But Mayorkas didn’t offer specifics on DHS’s efforts, instead offering up a closed door briefing.

“We are intensely focused on the information with respect to Russia's effort to sow discord and disunity in our country. And of course we're bringing an all of government effort to respond to that, and I would welcome the opportunity to brief you in a more appropriate forum to address information we have in that regard,” he said.

While in past hearings on domestic extremism, Republicans have largely sought to encourage the agencies to focus their attention on left-wing extremism, Wednesday’s questions from the GOP were almost exclusively centered on the southern border.

Mayorkas sought to dispel any concerns that swelling migration at the southern border could present a terror threat.

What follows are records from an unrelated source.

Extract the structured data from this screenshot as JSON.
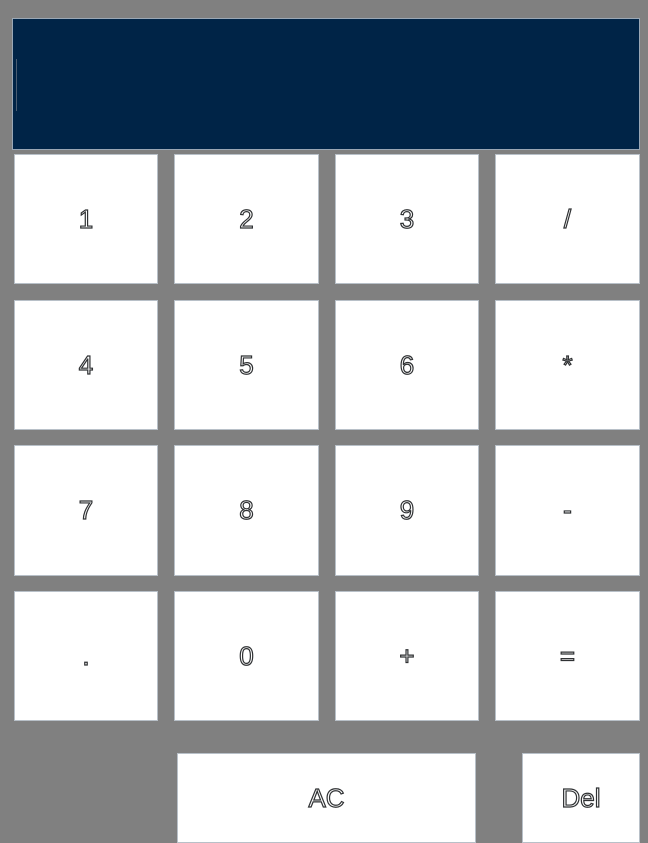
{
  "display": {
    "value": ""
  },
  "keys": {
    "k1": "1",
    "k2": "2",
    "k3": "3",
    "div": "/",
    "k4": "4",
    "k5": "5",
    "k6": "6",
    "mul": "*",
    "k7": "7",
    "k8": "8",
    "k9": "9",
    "sub": "-",
    "dot": ".",
    "k0": "0",
    "add": "+",
    "eq": "=",
    "ac": "AC",
    "del": "Del"
  }
}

“We don't have any evidence to suggest that the threat on the border with respect to a foreign terrorist is any greater today than it was last year, the year prior, or the years over the past decade,” he said.